** What is required **
For the entries that follow, report how many lines include the word "JSON" and add nothing.

** Data **

----

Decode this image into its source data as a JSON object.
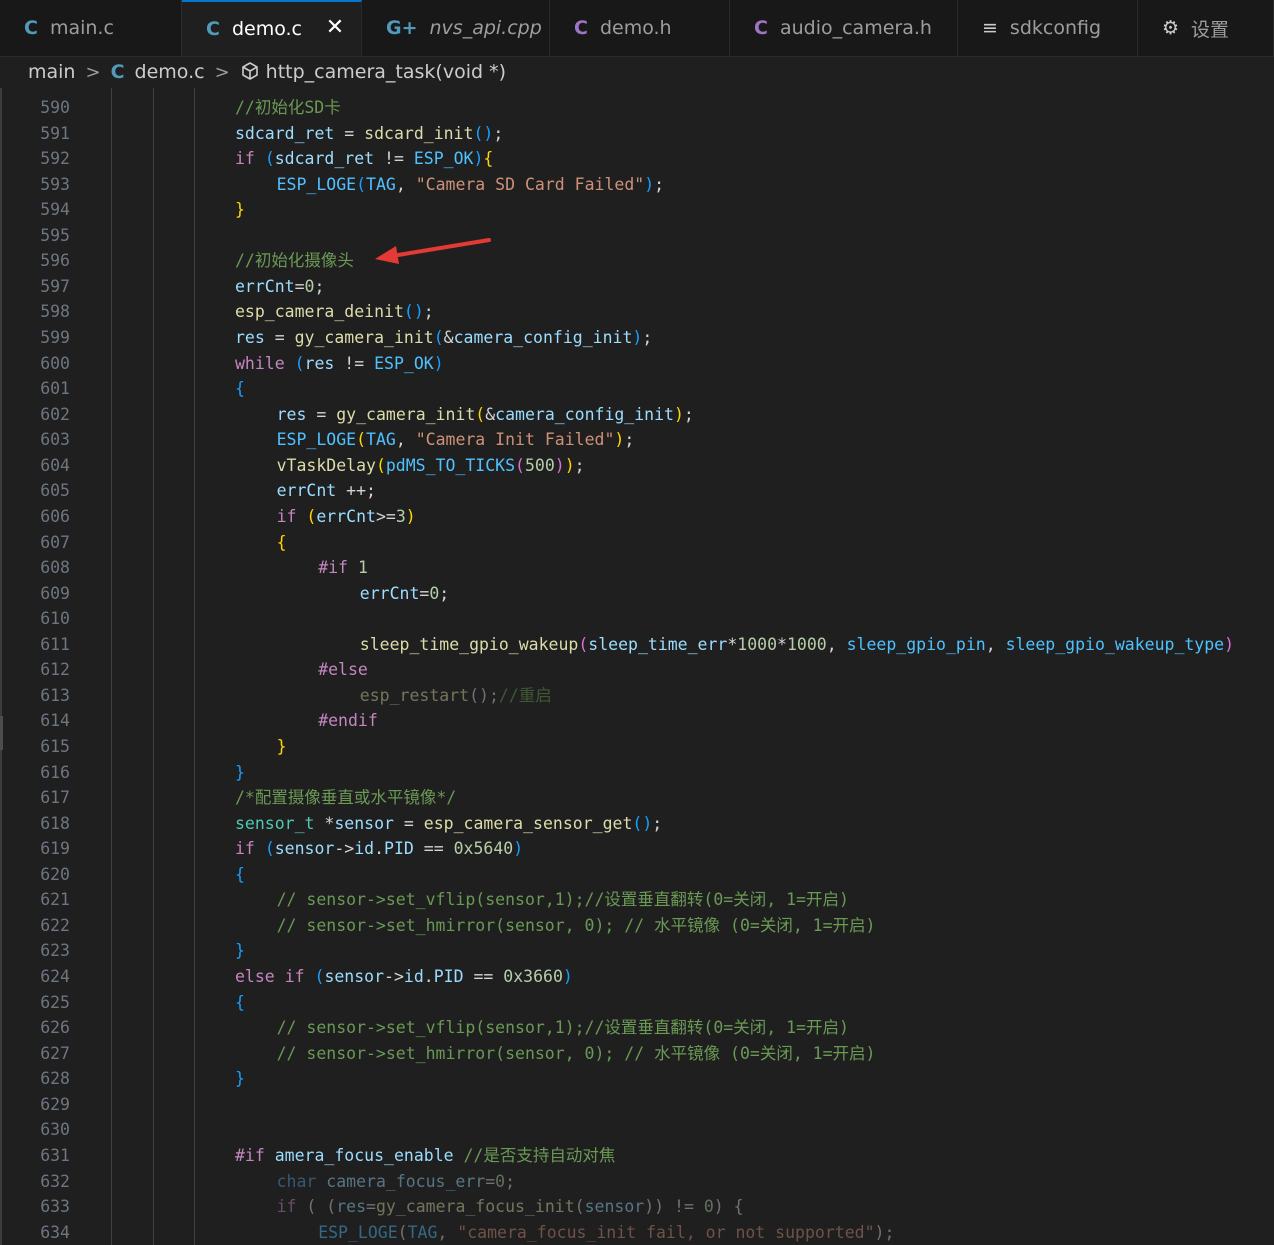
{
  "tabs": [
    {
      "label": "main.c",
      "icon": "C",
      "kind": "c",
      "active": false,
      "italic": false,
      "width": 182
    },
    {
      "label": "demo.c",
      "icon": "C",
      "kind": "c",
      "active": true,
      "italic": false,
      "width": 180
    },
    {
      "label": "nvs_api.cpp",
      "icon": "G+",
      "kind": "cpp",
      "active": false,
      "italic": true,
      "width": 188
    },
    {
      "label": "demo.h",
      "icon": "C",
      "kind": "h",
      "active": false,
      "italic": false,
      "width": 180
    },
    {
      "label": "audio_camera.h",
      "icon": "C",
      "kind": "h",
      "active": false,
      "italic": false,
      "width": 228
    },
    {
      "label": "sdkconfig",
      "icon": "≡",
      "kind": "cfg",
      "active": false,
      "italic": false,
      "width": 180
    },
    {
      "label": "设置",
      "icon": "⚙",
      "kind": "cfg",
      "active": false,
      "italic": false,
      "width": 136
    }
  ],
  "breadcrumb": {
    "folder": "main",
    "file_icon": "C",
    "file": "demo.c",
    "symbol": "http_camera_task(void *)"
  },
  "editor": {
    "first_line": 590,
    "lines": [
      {
        "n": "590",
        "indent": 0,
        "tokens": [
          [
            "cm",
            "//初始化SD卡"
          ]
        ]
      },
      {
        "n": "591",
        "indent": 0,
        "tokens": [
          [
            "var",
            "sdcard_ret"
          ],
          [
            "txt",
            " = "
          ],
          [
            "fn",
            "sdcard_init"
          ],
          [
            "p3",
            "()"
          ],
          [
            "txt",
            ";"
          ]
        ]
      },
      {
        "n": "592",
        "indent": 0,
        "tokens": [
          [
            "kc",
            "if"
          ],
          [
            "txt",
            " "
          ],
          [
            "p3",
            "("
          ],
          [
            "var",
            "sdcard_ret"
          ],
          [
            "txt",
            " != "
          ],
          [
            "const",
            "ESP_OK"
          ],
          [
            "p3",
            ")"
          ],
          [
            "p1",
            "{"
          ]
        ]
      },
      {
        "n": "593",
        "indent": 1,
        "tokens": [
          [
            "const",
            "ESP_LOGE"
          ],
          [
            "p3",
            "("
          ],
          [
            "const",
            "TAG"
          ],
          [
            "txt",
            ", "
          ],
          [
            "str",
            "\"Camera SD Card Failed\""
          ],
          [
            "p3",
            ")"
          ],
          [
            "txt",
            ";"
          ]
        ]
      },
      {
        "n": "594",
        "indent": 0,
        "tokens": [
          [
            "p1",
            "}"
          ]
        ]
      },
      {
        "n": "595",
        "indent": 0,
        "tokens": []
      },
      {
        "n": "596",
        "indent": 0,
        "tokens": [
          [
            "cm",
            "//初始化摄像头"
          ]
        ]
      },
      {
        "n": "597",
        "indent": 0,
        "tokens": [
          [
            "var",
            "errCnt"
          ],
          [
            "txt",
            "="
          ],
          [
            "num",
            "0"
          ],
          [
            "txt",
            ";"
          ]
        ]
      },
      {
        "n": "598",
        "indent": 0,
        "tokens": [
          [
            "fn",
            "esp_camera_deinit"
          ],
          [
            "p3",
            "()"
          ],
          [
            "txt",
            ";"
          ]
        ]
      },
      {
        "n": "599",
        "indent": 0,
        "tokens": [
          [
            "var",
            "res"
          ],
          [
            "txt",
            " = "
          ],
          [
            "fn",
            "gy_camera_init"
          ],
          [
            "p3",
            "("
          ],
          [
            "txt",
            "&"
          ],
          [
            "var",
            "camera_config_init"
          ],
          [
            "p3",
            ")"
          ],
          [
            "txt",
            ";"
          ]
        ]
      },
      {
        "n": "600",
        "indent": 0,
        "tokens": [
          [
            "kc",
            "while"
          ],
          [
            "txt",
            " "
          ],
          [
            "p3",
            "("
          ],
          [
            "var",
            "res"
          ],
          [
            "txt",
            " != "
          ],
          [
            "const",
            "ESP_OK"
          ],
          [
            "p3",
            ")"
          ]
        ]
      },
      {
        "n": "601",
        "indent": 0,
        "tokens": [
          [
            "p3",
            "{"
          ]
        ]
      },
      {
        "n": "602",
        "indent": 1,
        "tokens": [
          [
            "var",
            "res"
          ],
          [
            "txt",
            " = "
          ],
          [
            "fn",
            "gy_camera_init"
          ],
          [
            "p1",
            "("
          ],
          [
            "txt",
            "&"
          ],
          [
            "var",
            "camera_config_init"
          ],
          [
            "p1",
            ")"
          ],
          [
            "txt",
            ";"
          ]
        ]
      },
      {
        "n": "603",
        "indent": 1,
        "tokens": [
          [
            "const",
            "ESP_LOGE"
          ],
          [
            "p1",
            "("
          ],
          [
            "const",
            "TAG"
          ],
          [
            "txt",
            ", "
          ],
          [
            "str",
            "\"Camera Init Failed\""
          ],
          [
            "p1",
            ")"
          ],
          [
            "txt",
            ";"
          ]
        ]
      },
      {
        "n": "604",
        "indent": 1,
        "tokens": [
          [
            "fn",
            "vTaskDelay"
          ],
          [
            "p1",
            "("
          ],
          [
            "const",
            "pdMS_TO_TICKS"
          ],
          [
            "p2",
            "("
          ],
          [
            "num",
            "500"
          ],
          [
            "p2",
            ")"
          ],
          [
            "p1",
            ")"
          ],
          [
            "txt",
            ";"
          ]
        ]
      },
      {
        "n": "605",
        "indent": 1,
        "tokens": [
          [
            "var",
            "errCnt"
          ],
          [
            "txt",
            " ++;"
          ]
        ]
      },
      {
        "n": "606",
        "indent": 1,
        "tokens": [
          [
            "kc",
            "if"
          ],
          [
            "txt",
            " "
          ],
          [
            "p1",
            "("
          ],
          [
            "var",
            "errCnt"
          ],
          [
            "txt",
            ">="
          ],
          [
            "num",
            "3"
          ],
          [
            "p1",
            ")"
          ]
        ]
      },
      {
        "n": "607",
        "indent": 1,
        "tokens": [
          [
            "p1",
            "{"
          ]
        ]
      },
      {
        "n": "608",
        "indent": 2,
        "tokens": [
          [
            "kc",
            "#if"
          ],
          [
            "txt",
            " "
          ],
          [
            "num",
            "1"
          ]
        ]
      },
      {
        "n": "609",
        "indent": 3,
        "tokens": [
          [
            "var",
            "errCnt"
          ],
          [
            "txt",
            "="
          ],
          [
            "num",
            "0"
          ],
          [
            "txt",
            ";"
          ]
        ]
      },
      {
        "n": "610",
        "indent": 0,
        "tokens": []
      },
      {
        "n": "611",
        "indent": 3,
        "tokens": [
          [
            "fn",
            "sleep_time_gpio_wakeup"
          ],
          [
            "p2",
            "("
          ],
          [
            "var",
            "sleep_time_err"
          ],
          [
            "txt",
            "*"
          ],
          [
            "num",
            "1000"
          ],
          [
            "txt",
            "*"
          ],
          [
            "num",
            "1000"
          ],
          [
            "txt",
            ", "
          ],
          [
            "const",
            "sleep_gpio_pin"
          ],
          [
            "txt",
            ", "
          ],
          [
            "const",
            "sleep_gpio_wakeup_type"
          ],
          [
            "p2",
            ")"
          ]
        ]
      },
      {
        "n": "612",
        "indent": 2,
        "tokens": [
          [
            "kc",
            "#else"
          ]
        ]
      },
      {
        "n": "613",
        "indent": 3,
        "dim": true,
        "tokens": [
          [
            "fn",
            "esp_restart"
          ],
          [
            "txt",
            "();"
          ],
          [
            "cm",
            "//重启"
          ]
        ]
      },
      {
        "n": "614",
        "indent": 2,
        "tokens": [
          [
            "kc",
            "#endif"
          ]
        ]
      },
      {
        "n": "615",
        "indent": 1,
        "tokens": [
          [
            "p1",
            "}"
          ]
        ]
      },
      {
        "n": "616",
        "indent": 0,
        "tokens": [
          [
            "p3",
            "}"
          ]
        ]
      },
      {
        "n": "617",
        "indent": 0,
        "tokens": [
          [
            "cm",
            "/*配置摄像垂直或水平镜像*/"
          ]
        ]
      },
      {
        "n": "618",
        "indent": 0,
        "tokens": [
          [
            "type",
            "sensor_t"
          ],
          [
            "txt",
            " *"
          ],
          [
            "var",
            "sensor"
          ],
          [
            "txt",
            " = "
          ],
          [
            "fn",
            "esp_camera_sensor_get"
          ],
          [
            "p3",
            "()"
          ],
          [
            "txt",
            ";"
          ]
        ]
      },
      {
        "n": "619",
        "indent": 0,
        "tokens": [
          [
            "kc",
            "if"
          ],
          [
            "txt",
            " "
          ],
          [
            "p3",
            "("
          ],
          [
            "var",
            "sensor"
          ],
          [
            "txt",
            "->"
          ],
          [
            "var",
            "id"
          ],
          [
            "txt",
            "."
          ],
          [
            "var",
            "PID"
          ],
          [
            "txt",
            " == "
          ],
          [
            "num",
            "0x5640"
          ],
          [
            "p3",
            ")"
          ]
        ]
      },
      {
        "n": "620",
        "indent": 0,
        "tokens": [
          [
            "p3",
            "{"
          ]
        ]
      },
      {
        "n": "621",
        "indent": 1,
        "tokens": [
          [
            "cm",
            "// sensor->set_vflip(sensor,1);//设置垂直翻转(0=关闭, 1=开启)"
          ]
        ]
      },
      {
        "n": "622",
        "indent": 1,
        "tokens": [
          [
            "cm",
            "// sensor->set_hmirror(sensor, 0); // 水平镜像 (0=关闭, 1=开启)"
          ]
        ]
      },
      {
        "n": "623",
        "indent": 0,
        "tokens": [
          [
            "p3",
            "}"
          ]
        ]
      },
      {
        "n": "624",
        "indent": 0,
        "tokens": [
          [
            "kc",
            "else"
          ],
          [
            "txt",
            " "
          ],
          [
            "kc",
            "if"
          ],
          [
            "txt",
            " "
          ],
          [
            "p3",
            "("
          ],
          [
            "var",
            "sensor"
          ],
          [
            "txt",
            "->"
          ],
          [
            "var",
            "id"
          ],
          [
            "txt",
            "."
          ],
          [
            "var",
            "PID"
          ],
          [
            "txt",
            " == "
          ],
          [
            "num",
            "0x3660"
          ],
          [
            "p3",
            ")"
          ]
        ]
      },
      {
        "n": "625",
        "indent": 0,
        "tokens": [
          [
            "p3",
            "{"
          ]
        ]
      },
      {
        "n": "626",
        "indent": 1,
        "tokens": [
          [
            "cm",
            "// sensor->set_vflip(sensor,1);//设置垂直翻转(0=关闭, 1=开启)"
          ]
        ]
      },
      {
        "n": "627",
        "indent": 1,
        "tokens": [
          [
            "cm",
            "// sensor->set_hmirror(sensor, 0); // 水平镜像 (0=关闭, 1=开启)"
          ]
        ]
      },
      {
        "n": "628",
        "indent": 0,
        "tokens": [
          [
            "p3",
            "}"
          ]
        ]
      },
      {
        "n": "629",
        "indent": 0,
        "tokens": []
      },
      {
        "n": "630",
        "indent": 0,
        "tokens": []
      },
      {
        "n": "631",
        "indent": 0,
        "tokens": [
          [
            "kc",
            "#if"
          ],
          [
            "txt",
            " "
          ],
          [
            "var",
            "amera_focus_enable"
          ],
          [
            "txt",
            " "
          ],
          [
            "cm",
            "//是否支持自动对焦"
          ]
        ]
      },
      {
        "n": "632",
        "indent": 1,
        "dim": true,
        "tokens": [
          [
            "kw",
            "char"
          ],
          [
            "txt",
            " "
          ],
          [
            "var",
            "camera_focus_err"
          ],
          [
            "txt",
            "="
          ],
          [
            "num",
            "0"
          ],
          [
            "txt",
            ";"
          ]
        ]
      },
      {
        "n": "633",
        "indent": 1,
        "dim": true,
        "tokens": [
          [
            "kc",
            "if"
          ],
          [
            "txt",
            " ( ("
          ],
          [
            "var",
            "res"
          ],
          [
            "txt",
            "="
          ],
          [
            "fn",
            "gy_camera_focus_init"
          ],
          [
            "txt",
            "("
          ],
          [
            "var",
            "sensor"
          ],
          [
            "txt",
            ")) != "
          ],
          [
            "num",
            "0"
          ],
          [
            "txt",
            ") {"
          ]
        ]
      },
      {
        "n": "634",
        "indent": 2,
        "dim": true,
        "tokens": [
          [
            "const",
            "ESP_LOGE"
          ],
          [
            "txt",
            "("
          ],
          [
            "const",
            "TAG"
          ],
          [
            "txt",
            ", "
          ],
          [
            "str",
            "\"camera_focus_init fail, or not supported\""
          ],
          [
            "txt",
            ");"
          ]
        ]
      }
    ]
  },
  "colors": {
    "background": "#1f1f1f",
    "accent": "#0078d4",
    "arrow": "#e53935"
  }
}
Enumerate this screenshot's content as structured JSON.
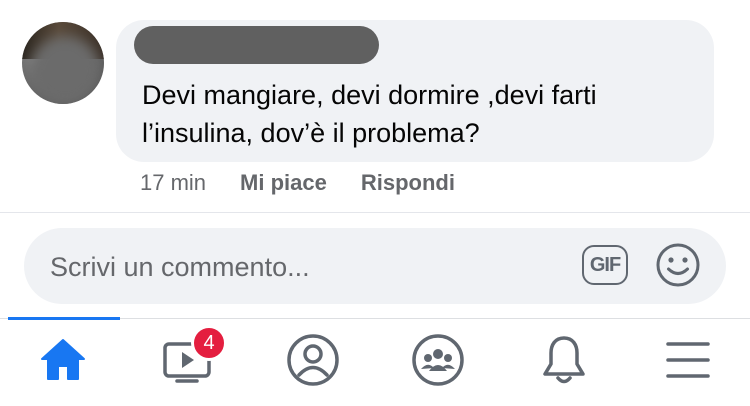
{
  "comment": {
    "text": "Devi mangiare, devi dormire ,devi farti l’insulina, dov’è il problema?",
    "time": "17 min",
    "like_label": "Mi piace",
    "reply_label": "Rispondi"
  },
  "composer": {
    "placeholder": "Scrivi un commento...",
    "gif_label": "GIF"
  },
  "tabbar": {
    "active_color": "#1877f2",
    "icon_color": "#606770",
    "badge_color": "#e41e3f",
    "items": [
      {
        "icon": "home-icon",
        "active": true
      },
      {
        "icon": "watch-video-icon",
        "badge": "4"
      },
      {
        "icon": "profile-icon"
      },
      {
        "icon": "groups-icon"
      },
      {
        "icon": "notifications-bell-icon"
      },
      {
        "icon": "menu-icon"
      }
    ]
  }
}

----

** Task answer **
2